§ **Task description**: All entries are to be reproduced exactly; the pictures are to be omitted.

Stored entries
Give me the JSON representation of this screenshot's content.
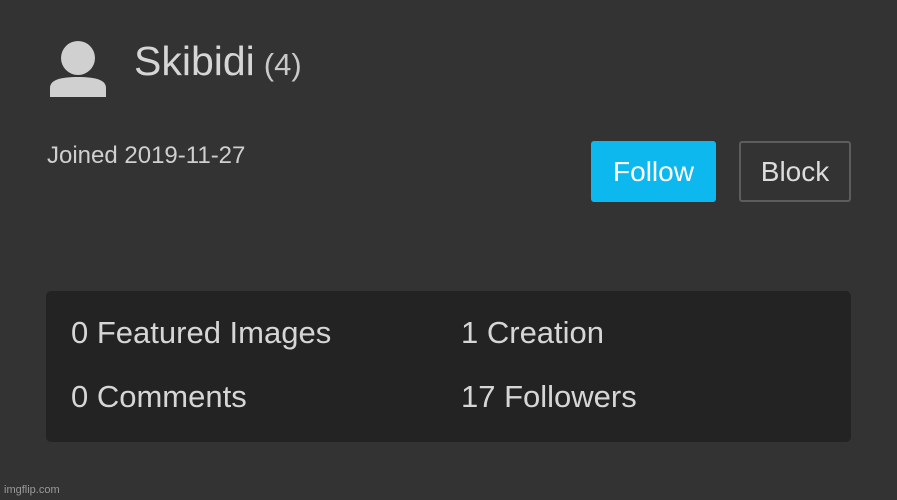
{
  "profile": {
    "avatar_icon": "default-user-avatar-icon",
    "username": "Skibidi",
    "points": "(4)",
    "joined": "Joined 2019-11-27"
  },
  "actions": {
    "follow_label": "Follow",
    "block_label": "Block"
  },
  "stats": {
    "featured_images": "0 Featured Images",
    "creations": "1 Creation",
    "comments": "0 Comments",
    "followers": "17 Followers"
  },
  "watermark": "imgflip.com",
  "colors": {
    "background": "#333333",
    "stats_panel": "#232323",
    "follow_button": "#0db8ef"
  }
}
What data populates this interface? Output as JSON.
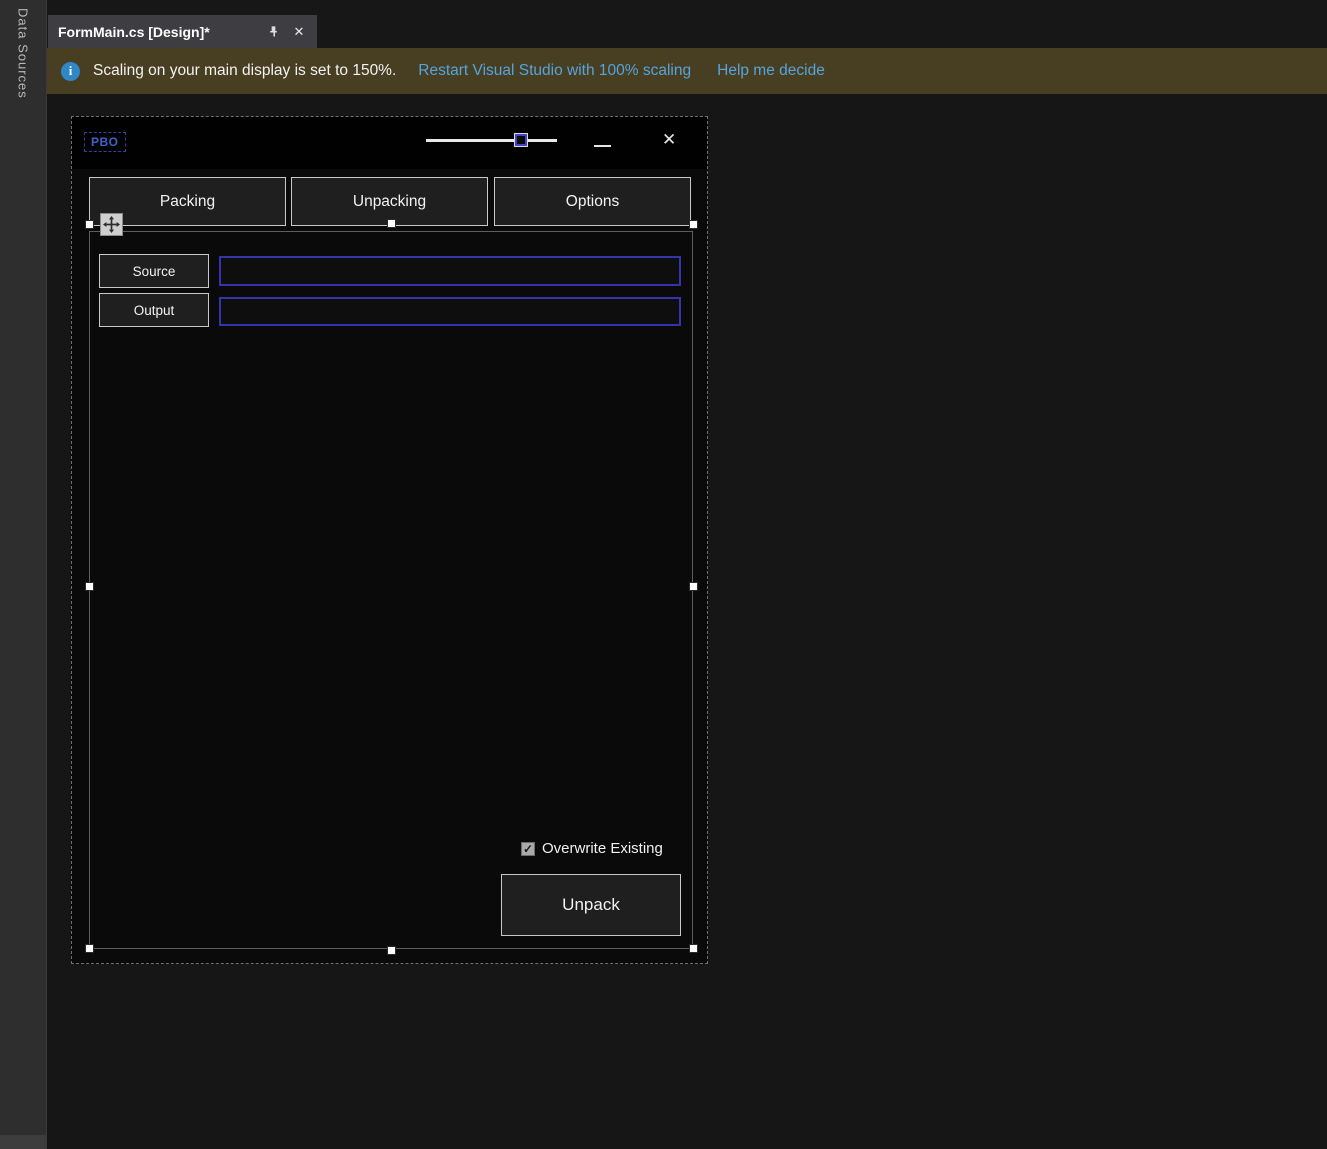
{
  "sidebar": {
    "label": "Data Sources"
  },
  "doc_tab": {
    "title": "FormMain.cs [Design]*"
  },
  "info_bar": {
    "message": "Scaling on your main display is set to 150%.",
    "links": [
      {
        "label": "Restart Visual Studio with 100% scaling"
      },
      {
        "label": "Help me decide"
      }
    ]
  },
  "form_designer": {
    "window": {
      "title": "PBO"
    },
    "tab_buttons": [
      {
        "label": "Packing"
      },
      {
        "label": "Unpacking"
      },
      {
        "label": "Options"
      }
    ],
    "fields": [
      {
        "label": "Source",
        "value": ""
      },
      {
        "label": "Output",
        "value": ""
      }
    ],
    "checkbox": {
      "label": "Overwrite Existing",
      "checked": true
    },
    "unpack_button": {
      "label": "Unpack"
    }
  },
  "icons": {
    "close": "✕",
    "check": "✓",
    "info": "i"
  },
  "colors": {
    "accent_blue": "#3c63cc",
    "link_blue": "#56a4dd",
    "infobar_bg": "#483e21",
    "textbox_border": "#3434ad",
    "selection_handle": "#ffffff"
  }
}
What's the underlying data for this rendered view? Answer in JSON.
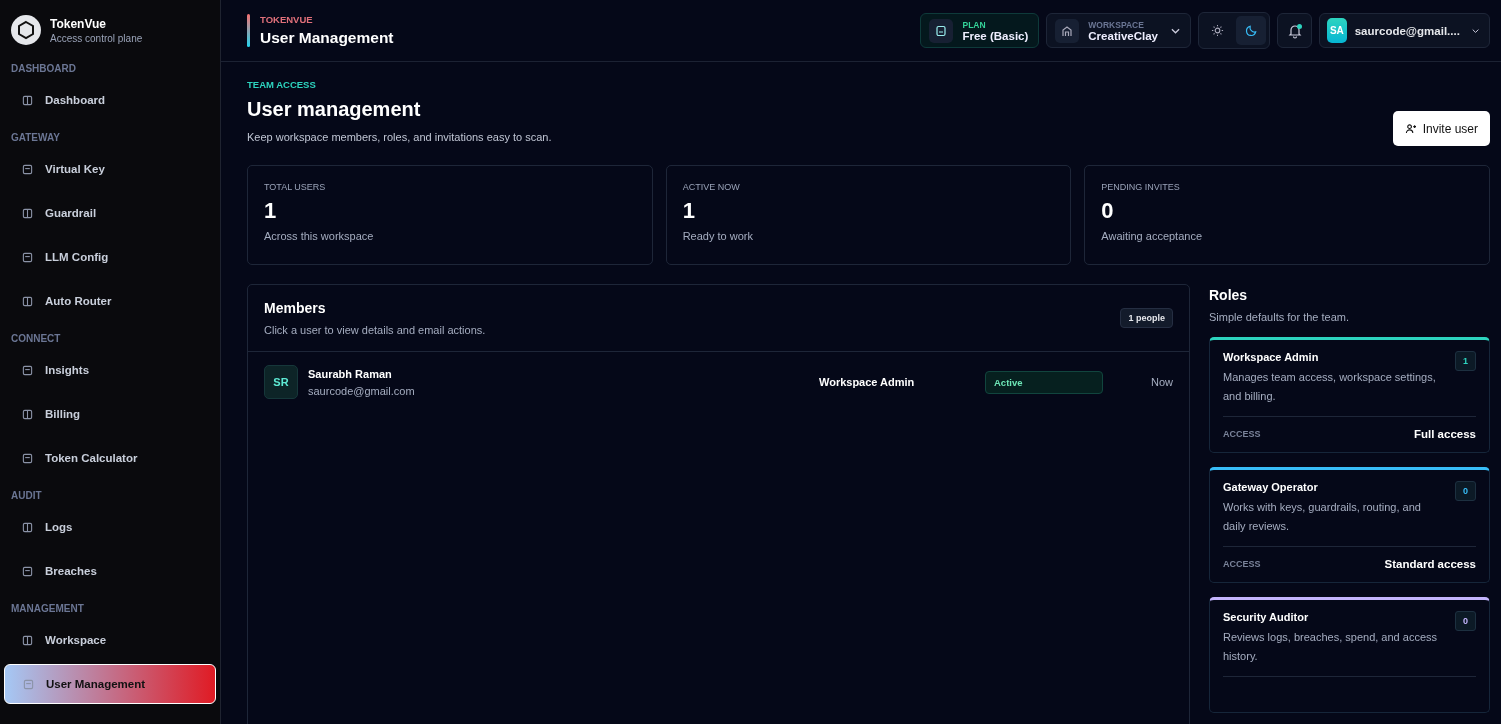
{
  "brand": {
    "name": "TokenVue",
    "tagline": "Access control plane"
  },
  "sidebar": {
    "sections": [
      {
        "heading": "DASHBOARD",
        "items": [
          {
            "label": "Dashboard",
            "selected": false
          }
        ]
      },
      {
        "heading": "GATEWAY",
        "items": [
          {
            "label": "Virtual Key",
            "selected": false
          },
          {
            "label": "Guardrail",
            "selected": false
          },
          {
            "label": "LLM Config",
            "selected": false
          },
          {
            "label": "Auto Router",
            "selected": false
          }
        ]
      },
      {
        "heading": "CONNECT",
        "items": [
          {
            "label": "Insights",
            "selected": false
          },
          {
            "label": "Billing",
            "selected": false
          },
          {
            "label": "Token Calculator",
            "selected": false
          }
        ]
      },
      {
        "heading": "AUDIT",
        "items": [
          {
            "label": "Logs",
            "selected": false
          },
          {
            "label": "Breaches",
            "selected": false
          }
        ]
      },
      {
        "heading": "MANAGEMENT",
        "items": [
          {
            "label": "Workspace",
            "selected": false
          },
          {
            "label": "User Management",
            "selected": true
          }
        ]
      }
    ]
  },
  "header": {
    "eyebrow": "TOKENVUE",
    "title": "User Management",
    "plan": {
      "label": "PLAN",
      "value": "Free (Basic)"
    },
    "workspace": {
      "label": "WORKSPACE",
      "value": "CreativeClay"
    },
    "theme_toggle": [
      {
        "selected": false
      },
      {
        "selected": true
      }
    ],
    "notifications": {
      "unread": true
    },
    "account": {
      "initials": "SA",
      "email": "saurcode@gmail...."
    }
  },
  "page": {
    "eyebrow": "TEAM ACCESS",
    "title": "User management",
    "subtitle": "Keep workspace members, roles, and invitations easy to scan.",
    "invite_button": "Invite user"
  },
  "stats": [
    {
      "label": "TOTAL USERS",
      "value": "1",
      "caption": "Across this workspace"
    },
    {
      "label": "ACTIVE NOW",
      "value": "1",
      "caption": "Ready to work"
    },
    {
      "label": "PENDING INVITES",
      "value": "0",
      "caption": "Awaiting acceptance"
    }
  ],
  "members": {
    "title": "Members",
    "subtitle": "Click a user to view details and email actions.",
    "count": "1 people",
    "rows": [
      {
        "initials": "SR",
        "name": "Saurabh Raman",
        "email": "saurcode@gmail.com",
        "role": "Workspace Admin",
        "status": "Active",
        "last_seen": "Now"
      }
    ]
  },
  "roles": {
    "title": "Roles",
    "subtitle": "Simple defaults for the team.",
    "items": [
      {
        "name": "Workspace Admin",
        "count": "1",
        "description": "Manages team access, workspace settings, and billing.",
        "access_label": "ACCESS",
        "access": "Full access",
        "color": "#2dd4bf"
      },
      {
        "name": "Gateway Operator",
        "count": "0",
        "description": "Works with keys, guardrails, routing, and daily reviews.",
        "access_label": "ACCESS",
        "access": "Standard access",
        "color": "#38bdf8"
      },
      {
        "name": "Security Auditor",
        "count": "0",
        "description": "Reviews logs, breaches, spend, and access history.",
        "color": "#c4b5fd"
      }
    ]
  }
}
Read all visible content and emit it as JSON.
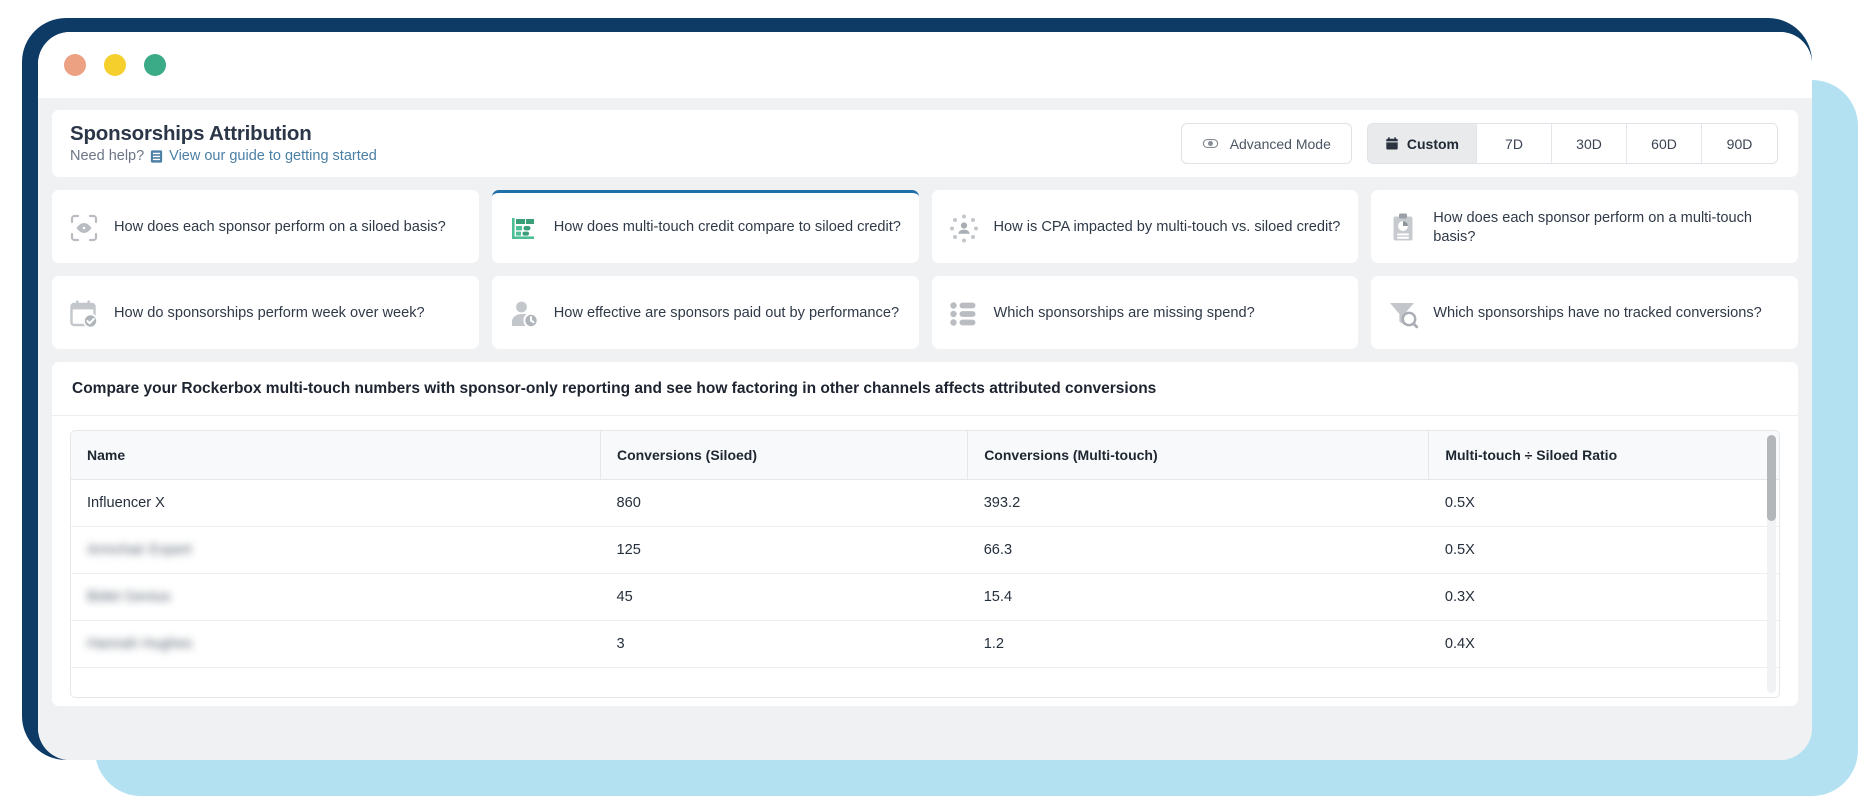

§ **Exercise response**:
Give me the JSON representation of this screenshot's content.
{
  "profile": {
    "avatar_icon": "default-user-avatar-icon",
    "username": "Skibidi",
    "points": "(4)",
    "joined": "Joined 2019-11-27"
  },
  "actions": {
    "follow_label": "Follow",
    "block_label": "Block"
  },
  "stats": {
    "featured_images": "0 Featured Images",
    "creations": "1 Creation",
    "comments": "0 Comments",
    "followers": "17 Followers"
  },
  "watermark": "imgflip.com",
  "colors": {
    "background": "#333333",
    "stats_panel": "#232323",
    "follow_button": "#0db8ef"
  }
}
What data populates this interface? Output as JSON.
{
  "sidebar": {
    "label": "Data Sources"
  },
  "doc_tab": {
    "title": "FormMain.cs [Design]*"
  },
  "info_bar": {
    "message": "Scaling on your main display is set to 150%.",
    "links": [
      {
        "label": "Restart Visual Studio with 100% scaling"
      },
      {
        "label": "Help me decide"
      }
    ]
  },
  "form_designer": {
    "window": {
      "title": "PBO"
    },
    "tab_buttons": [
      {
        "label": "Packing"
      },
      {
        "label": "Unpacking"
      },
      {
        "label": "Options"
      }
    ],
    "fields": [
      {
        "label": "Source",
        "value": ""
      },
      {
        "label": "Output",
        "value": ""
      }
    ],
    "checkbox": {
      "label": "Overwrite Existing",
      "checked": true
    },
    "unpack_button": {
      "label": "Unpack"
    }
  },
  "icons": {
    "close": "✕",
    "check": "✓",
    "info": "i"
  },
  "colors": {
    "accent_blue": "#3c63cc",
    "link_blue": "#56a4dd",
    "infobar_bg": "#483e21",
    "textbox_border": "#3434ad",
    "selection_handle": "#ffffff"
  }
}
What's the underlying data for this rendered view? Answer in JSON.
{
  "brand": {
    "name": "TokenVue",
    "tagline": "Access control plane"
  },
  "sidebar": {
    "sections": [
      {
        "heading": "DASHBOARD",
        "items": [
          {
            "label": "Dashboard",
            "selected": false
          }
        ]
      },
      {
        "heading": "GATEWAY",
        "items": [
          {
            "label": "Virtual Key",
            "selected": false
          },
          {
            "label": "Guardrail",
            "selected": false
          },
          {
            "label": "LLM Config",
            "selected": false
          },
          {
            "label": "Auto Router",
            "selected": false
          }
        ]
      },
      {
        "heading": "CONNECT",
        "items": [
          {
            "label": "Insights",
            "selected": false
          },
          {
            "label": "Billing",
            "selected": false
          },
          {
            "label": "Token Calculator",
            "selected": false
          }
        ]
      },
      {
        "heading": "AUDIT",
        "items": [
          {
            "label": "Logs",
            "selected": false
          },
          {
            "label": "Breaches",
            "selected": false
          }
        ]
      },
      {
        "heading": "MANAGEMENT",
        "items": [
          {
            "label": "Workspace",
            "selected": false
          },
          {
            "label": "User Management",
            "selected": true
          }
        ]
      }
    ]
  },
  "header": {
    "eyebrow": "TOKENVUE",
    "title": "User Management",
    "plan": {
      "label": "PLAN",
      "value": "Free (Basic)"
    },
    "workspace": {
      "label": "WORKSPACE",
      "value": "CreativeClay"
    },
    "theme_toggle": [
      {
        "selected": false
      },
      {
        "selected": true
      }
    ],
    "notifications": {
      "unread": true
    },
    "account": {
      "initials": "SA",
      "email": "saurcode@gmail...."
    }
  },
  "page": {
    "eyebrow": "TEAM ACCESS",
    "title": "User management",
    "subtitle": "Keep workspace members, roles, and invitations easy to scan.",
    "invite_button": "Invite user"
  },
  "stats": [
    {
      "label": "TOTAL USERS",
      "value": "1",
      "caption": "Across this workspace"
    },
    {
      "label": "ACTIVE NOW",
      "value": "1",
      "caption": "Ready to work"
    },
    {
      "label": "PENDING INVITES",
      "value": "0",
      "caption": "Awaiting acceptance"
    }
  ],
  "members": {
    "title": "Members",
    "subtitle": "Click a user to view details and email actions.",
    "count": "1 people",
    "rows": [
      {
        "initials": "SR",
        "name": "Saurabh Raman",
        "email": "saurcode@gmail.com",
        "role": "Workspace Admin",
        "status": "Active",
        "last_seen": "Now"
      }
    ]
  },
  "roles": {
    "title": "Roles",
    "subtitle": "Simple defaults for the team.",
    "items": [
      {
        "name": "Workspace Admin",
        "count": "1",
        "description": "Manages team access, workspace settings, and billing.",
        "access_label": "ACCESS",
        "access": "Full access",
        "color": "#2dd4bf"
      },
      {
        "name": "Gateway Operator",
        "count": "0",
        "description": "Works with keys, guardrails, routing, and daily reviews.",
        "access_label": "ACCESS",
        "access": "Standard access",
        "color": "#38bdf8"
      },
      {
        "name": "Security Auditor",
        "count": "0",
        "description": "Reviews logs, breaches, spend, and access history.",
        "color": "#c4b5fd"
      }
    ]
  }
}
Read all visible content and emit it as JSON.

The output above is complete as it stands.